_What to produce_
From the first record to the last, write each one out again exactly.

*** Block opens ***

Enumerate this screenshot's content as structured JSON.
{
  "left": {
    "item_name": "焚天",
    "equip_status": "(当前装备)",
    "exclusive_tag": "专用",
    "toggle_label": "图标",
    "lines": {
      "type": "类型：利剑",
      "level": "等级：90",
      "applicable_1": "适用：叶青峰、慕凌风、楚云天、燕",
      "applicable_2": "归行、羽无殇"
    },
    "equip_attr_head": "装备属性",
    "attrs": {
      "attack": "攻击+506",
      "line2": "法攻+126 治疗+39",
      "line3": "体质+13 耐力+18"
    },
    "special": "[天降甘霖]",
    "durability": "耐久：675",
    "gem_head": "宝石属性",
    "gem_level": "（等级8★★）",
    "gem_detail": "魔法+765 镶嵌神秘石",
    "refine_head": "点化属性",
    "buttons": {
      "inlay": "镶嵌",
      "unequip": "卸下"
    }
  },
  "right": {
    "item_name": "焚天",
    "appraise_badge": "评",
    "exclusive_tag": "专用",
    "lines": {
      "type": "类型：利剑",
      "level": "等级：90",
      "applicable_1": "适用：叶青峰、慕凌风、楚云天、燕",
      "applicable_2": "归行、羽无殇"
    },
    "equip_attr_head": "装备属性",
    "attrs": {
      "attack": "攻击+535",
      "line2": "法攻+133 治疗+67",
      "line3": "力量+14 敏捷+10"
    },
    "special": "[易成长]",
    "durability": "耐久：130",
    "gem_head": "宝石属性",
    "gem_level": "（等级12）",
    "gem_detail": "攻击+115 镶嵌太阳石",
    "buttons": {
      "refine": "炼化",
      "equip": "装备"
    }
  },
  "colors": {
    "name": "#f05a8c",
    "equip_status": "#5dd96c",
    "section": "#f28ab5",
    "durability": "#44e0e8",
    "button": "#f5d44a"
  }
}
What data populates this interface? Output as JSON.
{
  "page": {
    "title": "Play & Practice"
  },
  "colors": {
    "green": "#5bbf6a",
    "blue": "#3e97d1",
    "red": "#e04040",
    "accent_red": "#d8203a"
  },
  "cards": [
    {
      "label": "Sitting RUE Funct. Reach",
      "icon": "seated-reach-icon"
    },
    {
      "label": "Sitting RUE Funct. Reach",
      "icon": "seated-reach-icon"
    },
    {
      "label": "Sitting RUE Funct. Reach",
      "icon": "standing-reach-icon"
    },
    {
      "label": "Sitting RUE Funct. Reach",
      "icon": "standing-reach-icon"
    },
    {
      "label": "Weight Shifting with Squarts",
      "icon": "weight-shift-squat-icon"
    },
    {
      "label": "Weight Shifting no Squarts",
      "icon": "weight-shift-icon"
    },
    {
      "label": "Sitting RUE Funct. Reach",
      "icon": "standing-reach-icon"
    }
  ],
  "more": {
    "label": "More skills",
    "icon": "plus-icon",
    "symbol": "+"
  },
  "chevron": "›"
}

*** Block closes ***

_Result of this task_
Enumerate this screenshot's content as structured JSON.
{
  "left": {
    "item_name": "焚天",
    "equip_status": "(当前装备)",
    "exclusive_tag": "专用",
    "toggle_label": "图标",
    "lines": {
      "type": "类型：利剑",
      "level": "等级：90",
      "applicable_1": "适用：叶青峰、慕凌风、楚云天、燕",
      "applicable_2": "归行、羽无殇"
    },
    "equip_attr_head": "装备属性",
    "attrs": {
      "attack": "攻击+506",
      "line2": "法攻+126 治疗+39",
      "line3": "体质+13 耐力+18"
    },
    "special": "[天降甘霖]",
    "durability": "耐久：675",
    "gem_head": "宝石属性",
    "gem_level": "（等级8★★）",
    "gem_detail": "魔法+765 镶嵌神秘石",
    "refine_head": "点化属性",
    "buttons": {
      "inlay": "镶嵌",
      "unequip": "卸下"
    }
  },
  "right": {
    "item_name": "焚天",
    "appraise_badge": "评",
    "exclusive_tag": "专用",
    "lines": {
      "type": "类型：利剑",
      "level": "等级：90",
      "applicable_1": "适用：叶青峰、慕凌风、楚云天、燕",
      "applicable_2": "归行、羽无殇"
    },
    "equip_attr_head": "装备属性",
    "attrs": {
      "attack": "攻击+535",
      "line2": "法攻+133 治疗+67",
      "line3": "力量+14 敏捷+10"
    },
    "special": "[易成长]",
    "durability": "耐久：130",
    "gem_head": "宝石属性",
    "gem_level": "（等级12）",
    "gem_detail": "攻击+115 镶嵌太阳石",
    "buttons": {
      "refine": "炼化",
      "equip": "装备"
    }
  },
  "colors": {
    "name": "#f05a8c",
    "equip_status": "#5dd96c",
    "section": "#f28ab5",
    "durability": "#44e0e8",
    "button": "#f5d44a"
  }
}
What data populates this interface? Output as JSON.
{
  "page": {
    "title": "Play & Practice"
  },
  "colors": {
    "green": "#5bbf6a",
    "blue": "#3e97d1",
    "red": "#e04040",
    "accent_red": "#d8203a"
  },
  "cards": [
    {
      "label": "Sitting RUE Funct. Reach",
      "icon": "seated-reach-icon"
    },
    {
      "label": "Sitting RUE Funct. Reach",
      "icon": "seated-reach-icon"
    },
    {
      "label": "Sitting RUE Funct. Reach",
      "icon": "standing-reach-icon"
    },
    {
      "label": "Sitting RUE Funct. Reach",
      "icon": "standing-reach-icon"
    },
    {
      "label": "Weight Shifting with Squarts",
      "icon": "weight-shift-squat-icon"
    },
    {
      "label": "Weight Shifting no Squarts",
      "icon": "weight-shift-icon"
    },
    {
      "label": "Sitting RUE Funct. Reach",
      "icon": "standing-reach-icon"
    }
  ],
  "more": {
    "label": "More skills",
    "icon": "plus-icon",
    "symbol": "+"
  },
  "chevron": "›"
}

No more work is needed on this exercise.